Our homemade wall wash is a cinch to make.

Before electric lighting and clean heat sources, home interiors built up a layer of soot during cold-weather confinement. Back then, washing the walls was a mainstay of spring cleaning. These days, we’re more apt to paint walls than to wash them. But what’s the hurry?  If you’re happy with the color and have a beautiful paint job, you can make your paint last and avoid consuming more paint. After all, even zero-VOC brands require resources to make and transport.

Wall wash
1 quart warm water
1?4 cup white vinegar
2 tablespoons biodegradable liquid soap
2 soft cloths

1. Remove excess dust from walls using a soft towel wrapped around the head of a broom.
2. Mix ingredients in a clean, nonreactive bucket. Wash walls, beginning from the base and working upward. Working from top to bottom can create streaks.
3. Rinse walls with clear warm water. Use a soft, clean cloth to dry the walls thoroughly (to avoid the possibility of mildew or mold).

Oily stains

Make a paste of 1?4 cup baking soda and 1 to 2 tablespoons water. Pat onto the stain with a damp sponge. Let it dry and brush away with a soft dry cloth. Wash as usual.

Surface stress

Flat paint can create a beautiful effect, but it isn’t always the best choice from a cleaning perspective. Semi-gloss, high-gloss and eggshell surfaces are smoother and easier to clean.
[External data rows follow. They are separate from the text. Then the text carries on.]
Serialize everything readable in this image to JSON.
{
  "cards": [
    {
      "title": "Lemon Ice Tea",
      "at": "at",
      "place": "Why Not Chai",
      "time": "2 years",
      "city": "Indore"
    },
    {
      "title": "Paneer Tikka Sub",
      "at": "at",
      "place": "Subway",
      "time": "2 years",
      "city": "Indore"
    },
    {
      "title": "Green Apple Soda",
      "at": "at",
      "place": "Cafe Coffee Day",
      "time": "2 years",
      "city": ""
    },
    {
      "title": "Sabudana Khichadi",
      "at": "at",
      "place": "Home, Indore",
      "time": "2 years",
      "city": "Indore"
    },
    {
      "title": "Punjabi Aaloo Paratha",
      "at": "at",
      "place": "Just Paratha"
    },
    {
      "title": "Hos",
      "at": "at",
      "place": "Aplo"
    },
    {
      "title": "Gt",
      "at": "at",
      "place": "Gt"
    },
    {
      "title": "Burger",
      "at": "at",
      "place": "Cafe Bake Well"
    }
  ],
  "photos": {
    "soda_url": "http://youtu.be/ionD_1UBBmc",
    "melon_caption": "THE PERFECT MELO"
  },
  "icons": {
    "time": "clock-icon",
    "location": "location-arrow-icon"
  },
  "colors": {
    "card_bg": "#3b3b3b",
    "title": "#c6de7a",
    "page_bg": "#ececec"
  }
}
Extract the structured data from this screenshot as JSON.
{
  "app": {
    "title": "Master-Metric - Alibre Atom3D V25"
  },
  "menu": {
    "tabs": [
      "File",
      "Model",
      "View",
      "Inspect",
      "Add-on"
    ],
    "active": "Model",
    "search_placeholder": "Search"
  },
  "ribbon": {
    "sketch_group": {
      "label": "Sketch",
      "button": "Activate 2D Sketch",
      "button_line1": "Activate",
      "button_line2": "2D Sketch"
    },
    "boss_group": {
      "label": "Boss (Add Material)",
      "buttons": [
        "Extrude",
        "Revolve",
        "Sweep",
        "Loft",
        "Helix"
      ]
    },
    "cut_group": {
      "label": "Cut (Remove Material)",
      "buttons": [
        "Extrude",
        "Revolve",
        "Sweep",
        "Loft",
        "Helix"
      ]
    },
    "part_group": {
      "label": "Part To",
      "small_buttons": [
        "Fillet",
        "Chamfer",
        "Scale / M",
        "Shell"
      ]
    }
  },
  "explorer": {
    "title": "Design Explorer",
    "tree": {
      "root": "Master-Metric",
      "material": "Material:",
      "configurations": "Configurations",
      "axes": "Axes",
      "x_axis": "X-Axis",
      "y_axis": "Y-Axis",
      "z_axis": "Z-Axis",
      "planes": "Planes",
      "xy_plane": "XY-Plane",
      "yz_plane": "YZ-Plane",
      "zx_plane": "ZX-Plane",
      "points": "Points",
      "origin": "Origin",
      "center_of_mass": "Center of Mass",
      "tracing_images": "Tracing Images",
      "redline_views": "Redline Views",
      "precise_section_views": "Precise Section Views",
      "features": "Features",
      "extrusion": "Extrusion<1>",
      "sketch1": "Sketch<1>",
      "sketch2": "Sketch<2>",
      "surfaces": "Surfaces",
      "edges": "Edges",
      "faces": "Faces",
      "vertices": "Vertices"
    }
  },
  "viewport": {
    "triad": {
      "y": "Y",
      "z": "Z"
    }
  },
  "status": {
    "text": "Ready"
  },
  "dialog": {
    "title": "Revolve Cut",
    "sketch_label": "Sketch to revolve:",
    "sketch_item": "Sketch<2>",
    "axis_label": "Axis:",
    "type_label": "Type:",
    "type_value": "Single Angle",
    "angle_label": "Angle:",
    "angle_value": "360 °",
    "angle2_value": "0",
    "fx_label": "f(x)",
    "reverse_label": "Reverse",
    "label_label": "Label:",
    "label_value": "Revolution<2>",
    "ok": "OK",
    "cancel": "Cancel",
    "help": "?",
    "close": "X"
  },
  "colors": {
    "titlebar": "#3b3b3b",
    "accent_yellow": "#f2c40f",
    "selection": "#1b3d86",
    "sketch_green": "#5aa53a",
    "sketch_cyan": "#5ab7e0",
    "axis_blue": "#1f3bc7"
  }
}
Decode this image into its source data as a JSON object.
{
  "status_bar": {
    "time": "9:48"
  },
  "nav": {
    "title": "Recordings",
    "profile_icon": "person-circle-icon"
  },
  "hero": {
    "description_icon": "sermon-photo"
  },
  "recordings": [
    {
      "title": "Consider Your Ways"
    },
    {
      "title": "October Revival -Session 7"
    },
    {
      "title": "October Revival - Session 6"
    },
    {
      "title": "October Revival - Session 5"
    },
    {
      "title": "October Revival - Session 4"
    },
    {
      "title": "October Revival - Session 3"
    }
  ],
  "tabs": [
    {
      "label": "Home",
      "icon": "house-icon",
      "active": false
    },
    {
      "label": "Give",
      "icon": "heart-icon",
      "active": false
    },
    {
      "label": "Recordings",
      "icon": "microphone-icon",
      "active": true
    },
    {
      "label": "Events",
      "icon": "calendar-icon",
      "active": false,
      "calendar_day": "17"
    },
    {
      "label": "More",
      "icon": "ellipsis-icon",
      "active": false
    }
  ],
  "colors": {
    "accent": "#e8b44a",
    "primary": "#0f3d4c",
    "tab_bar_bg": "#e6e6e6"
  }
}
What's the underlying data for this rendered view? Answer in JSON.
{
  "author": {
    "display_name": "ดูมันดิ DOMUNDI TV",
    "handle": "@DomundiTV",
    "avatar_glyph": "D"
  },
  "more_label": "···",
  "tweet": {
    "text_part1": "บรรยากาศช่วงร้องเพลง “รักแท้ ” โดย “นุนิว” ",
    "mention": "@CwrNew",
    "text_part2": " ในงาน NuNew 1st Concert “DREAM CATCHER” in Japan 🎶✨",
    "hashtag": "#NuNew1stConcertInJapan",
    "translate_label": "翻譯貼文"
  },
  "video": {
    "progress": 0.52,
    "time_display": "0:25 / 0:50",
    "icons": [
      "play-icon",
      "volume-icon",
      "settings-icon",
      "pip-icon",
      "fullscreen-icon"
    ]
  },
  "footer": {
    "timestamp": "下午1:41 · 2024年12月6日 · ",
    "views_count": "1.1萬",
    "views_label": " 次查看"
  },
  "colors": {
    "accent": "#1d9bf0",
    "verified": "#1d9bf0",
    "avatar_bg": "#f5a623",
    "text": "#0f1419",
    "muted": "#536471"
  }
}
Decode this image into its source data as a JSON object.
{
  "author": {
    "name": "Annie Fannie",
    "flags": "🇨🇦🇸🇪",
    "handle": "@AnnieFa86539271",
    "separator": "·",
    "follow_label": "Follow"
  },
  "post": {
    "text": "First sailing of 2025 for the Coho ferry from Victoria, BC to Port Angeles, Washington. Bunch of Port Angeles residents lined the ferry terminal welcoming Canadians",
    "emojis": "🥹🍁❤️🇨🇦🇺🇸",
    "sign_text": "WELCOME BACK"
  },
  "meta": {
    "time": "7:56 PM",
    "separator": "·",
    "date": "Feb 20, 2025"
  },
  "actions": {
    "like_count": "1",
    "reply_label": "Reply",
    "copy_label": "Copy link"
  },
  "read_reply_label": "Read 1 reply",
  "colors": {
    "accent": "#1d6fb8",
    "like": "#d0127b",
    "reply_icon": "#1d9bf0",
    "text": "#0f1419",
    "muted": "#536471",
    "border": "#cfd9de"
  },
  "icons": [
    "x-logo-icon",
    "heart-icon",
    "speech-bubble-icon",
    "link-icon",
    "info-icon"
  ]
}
They are also recommended for rooms with higher humidity, such as bathrooms and kitchens.